_What is required_
Every entry here should be copied exactly.

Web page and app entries
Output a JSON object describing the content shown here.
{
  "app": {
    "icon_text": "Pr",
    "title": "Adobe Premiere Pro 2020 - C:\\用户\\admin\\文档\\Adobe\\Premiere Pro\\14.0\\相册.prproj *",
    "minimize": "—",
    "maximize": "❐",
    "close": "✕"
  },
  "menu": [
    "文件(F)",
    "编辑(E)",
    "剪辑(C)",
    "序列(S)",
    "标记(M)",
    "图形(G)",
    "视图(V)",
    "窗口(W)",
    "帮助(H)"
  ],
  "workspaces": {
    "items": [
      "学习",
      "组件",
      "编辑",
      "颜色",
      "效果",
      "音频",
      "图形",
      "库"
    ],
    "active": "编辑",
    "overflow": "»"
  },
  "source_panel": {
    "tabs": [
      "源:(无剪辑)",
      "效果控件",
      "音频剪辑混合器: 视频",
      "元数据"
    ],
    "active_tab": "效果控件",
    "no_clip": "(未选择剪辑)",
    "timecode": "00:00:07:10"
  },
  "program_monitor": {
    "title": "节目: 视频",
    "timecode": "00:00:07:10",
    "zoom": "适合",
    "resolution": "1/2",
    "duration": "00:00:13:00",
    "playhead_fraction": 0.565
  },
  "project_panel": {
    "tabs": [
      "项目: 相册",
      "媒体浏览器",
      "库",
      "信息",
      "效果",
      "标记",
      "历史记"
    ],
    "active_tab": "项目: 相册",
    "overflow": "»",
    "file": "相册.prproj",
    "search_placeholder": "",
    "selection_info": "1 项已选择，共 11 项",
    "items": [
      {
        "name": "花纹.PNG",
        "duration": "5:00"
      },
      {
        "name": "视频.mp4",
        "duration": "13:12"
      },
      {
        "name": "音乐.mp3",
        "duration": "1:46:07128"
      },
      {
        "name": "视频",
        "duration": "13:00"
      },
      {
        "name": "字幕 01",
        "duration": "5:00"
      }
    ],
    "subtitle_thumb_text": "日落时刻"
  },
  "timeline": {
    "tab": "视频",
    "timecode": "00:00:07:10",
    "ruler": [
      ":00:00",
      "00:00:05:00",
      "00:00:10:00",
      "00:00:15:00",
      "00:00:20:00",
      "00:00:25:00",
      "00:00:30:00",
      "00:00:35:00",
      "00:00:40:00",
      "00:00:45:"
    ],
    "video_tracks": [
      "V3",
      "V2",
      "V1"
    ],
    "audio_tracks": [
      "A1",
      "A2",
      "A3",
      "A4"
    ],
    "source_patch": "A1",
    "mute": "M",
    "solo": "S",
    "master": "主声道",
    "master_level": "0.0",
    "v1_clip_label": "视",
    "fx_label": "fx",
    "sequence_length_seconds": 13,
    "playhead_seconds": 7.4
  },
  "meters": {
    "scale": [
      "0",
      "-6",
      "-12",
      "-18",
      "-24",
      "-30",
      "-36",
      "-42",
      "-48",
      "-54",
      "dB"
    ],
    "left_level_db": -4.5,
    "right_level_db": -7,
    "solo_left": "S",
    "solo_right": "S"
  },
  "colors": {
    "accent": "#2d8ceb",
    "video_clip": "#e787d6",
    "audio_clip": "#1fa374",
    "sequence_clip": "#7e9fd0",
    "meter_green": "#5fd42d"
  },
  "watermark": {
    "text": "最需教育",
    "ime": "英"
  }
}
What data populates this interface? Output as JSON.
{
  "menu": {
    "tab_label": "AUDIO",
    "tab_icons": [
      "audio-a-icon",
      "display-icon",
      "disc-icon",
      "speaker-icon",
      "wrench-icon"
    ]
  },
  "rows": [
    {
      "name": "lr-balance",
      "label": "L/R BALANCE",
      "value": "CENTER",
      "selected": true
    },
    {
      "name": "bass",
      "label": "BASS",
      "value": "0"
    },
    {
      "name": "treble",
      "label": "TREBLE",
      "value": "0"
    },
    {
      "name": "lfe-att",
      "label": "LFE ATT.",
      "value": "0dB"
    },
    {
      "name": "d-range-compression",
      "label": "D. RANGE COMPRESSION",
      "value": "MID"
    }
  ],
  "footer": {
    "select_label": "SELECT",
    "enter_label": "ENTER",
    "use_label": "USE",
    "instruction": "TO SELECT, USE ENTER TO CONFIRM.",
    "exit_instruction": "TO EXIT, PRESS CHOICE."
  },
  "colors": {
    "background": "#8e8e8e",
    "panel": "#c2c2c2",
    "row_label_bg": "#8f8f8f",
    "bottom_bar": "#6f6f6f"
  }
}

_Result of the exercise_
Output a JSON object describing the content shown here.
{
  "app": {
    "icon_text": "Pr",
    "title": "Adobe Premiere Pro 2020 - C:\\用户\\admin\\文档\\Adobe\\Premiere Pro\\14.0\\相册.prproj *",
    "minimize": "—",
    "maximize": "❐",
    "close": "✕"
  },
  "menu": [
    "文件(F)",
    "编辑(E)",
    "剪辑(C)",
    "序列(S)",
    "标记(M)",
    "图形(G)",
    "视图(V)",
    "窗口(W)",
    "帮助(H)"
  ],
  "workspaces": {
    "items": [
      "学习",
      "组件",
      "编辑",
      "颜色",
      "效果",
      "音频",
      "图形",
      "库"
    ],
    "active": "编辑",
    "overflow": "»"
  },
  "source_panel": {
    "tabs": [
      "源:(无剪辑)",
      "效果控件",
      "音频剪辑混合器: 视频",
      "元数据"
    ],
    "active_tab": "效果控件",
    "no_clip": "(未选择剪辑)",
    "timecode": "00:00:07:10"
  },
  "program_monitor": {
    "title": "节目: 视频",
    "timecode": "00:00:07:10",
    "zoom": "适合",
    "resolution": "1/2",
    "duration": "00:00:13:00",
    "playhead_fraction": 0.565
  },
  "project_panel": {
    "tabs": [
      "项目: 相册",
      "媒体浏览器",
      "库",
      "信息",
      "效果",
      "标记",
      "历史记"
    ],
    "active_tab": "项目: 相册",
    "overflow": "»",
    "file": "相册.prproj",
    "search_placeholder": "",
    "selection_info": "1 项已选择，共 11 项",
    "items": [
      {
        "name": "花纹.PNG",
        "duration": "5:00"
      },
      {
        "name": "视频.mp4",
        "duration": "13:12"
      },
      {
        "name": "音乐.mp3",
        "duration": "1:46:07128"
      },
      {
        "name": "视频",
        "duration": "13:00"
      },
      {
        "name": "字幕 01",
        "duration": "5:00"
      }
    ],
    "subtitle_thumb_text": "日落时刻"
  },
  "timeline": {
    "tab": "视频",
    "timecode": "00:00:07:10",
    "ruler": [
      ":00:00",
      "00:00:05:00",
      "00:00:10:00",
      "00:00:15:00",
      "00:00:20:00",
      "00:00:25:00",
      "00:00:30:00",
      "00:00:35:00",
      "00:00:40:00",
      "00:00:45:"
    ],
    "video_tracks": [
      "V3",
      "V2",
      "V1"
    ],
    "audio_tracks": [
      "A1",
      "A2",
      "A3",
      "A4"
    ],
    "source_patch": "A1",
    "mute": "M",
    "solo": "S",
    "master": "主声道",
    "master_level": "0.0",
    "v1_clip_label": "视",
    "fx_label": "fx",
    "sequence_length_seconds": 13,
    "playhead_seconds": 7.4
  },
  "meters": {
    "scale": [
      "0",
      "-6",
      "-12",
      "-18",
      "-24",
      "-30",
      "-36",
      "-42",
      "-48",
      "-54",
      "dB"
    ],
    "left_level_db": -4.5,
    "right_level_db": -7,
    "solo_left": "S",
    "solo_right": "S"
  },
  "colors": {
    "accent": "#2d8ceb",
    "video_clip": "#e787d6",
    "audio_clip": "#1fa374",
    "sequence_clip": "#7e9fd0",
    "meter_green": "#5fd42d"
  },
  "watermark": {
    "text": "最需教育",
    "ime": "英"
  }
}
What data populates this interface? Output as JSON.
{
  "menu": {
    "tab_label": "AUDIO",
    "tab_icons": [
      "audio-a-icon",
      "display-icon",
      "disc-icon",
      "speaker-icon",
      "wrench-icon"
    ]
  },
  "rows": [
    {
      "name": "lr-balance",
      "label": "L/R BALANCE",
      "value": "CENTER",
      "selected": true
    },
    {
      "name": "bass",
      "label": "BASS",
      "value": "0"
    },
    {
      "name": "treble",
      "label": "TREBLE",
      "value": "0"
    },
    {
      "name": "lfe-att",
      "label": "LFE ATT.",
      "value": "0dB"
    },
    {
      "name": "d-range-compression",
      "label": "D. RANGE COMPRESSION",
      "value": "MID"
    }
  ],
  "footer": {
    "select_label": "SELECT",
    "enter_label": "ENTER",
    "use_label": "USE",
    "instruction": "TO SELECT, USE ENTER TO CONFIRM.",
    "exit_instruction": "TO EXIT, PRESS CHOICE."
  },
  "colors": {
    "background": "#8e8e8e",
    "panel": "#c2c2c2",
    "row_label_bg": "#8f8f8f",
    "bottom_bar": "#6f6f6f"
  }
}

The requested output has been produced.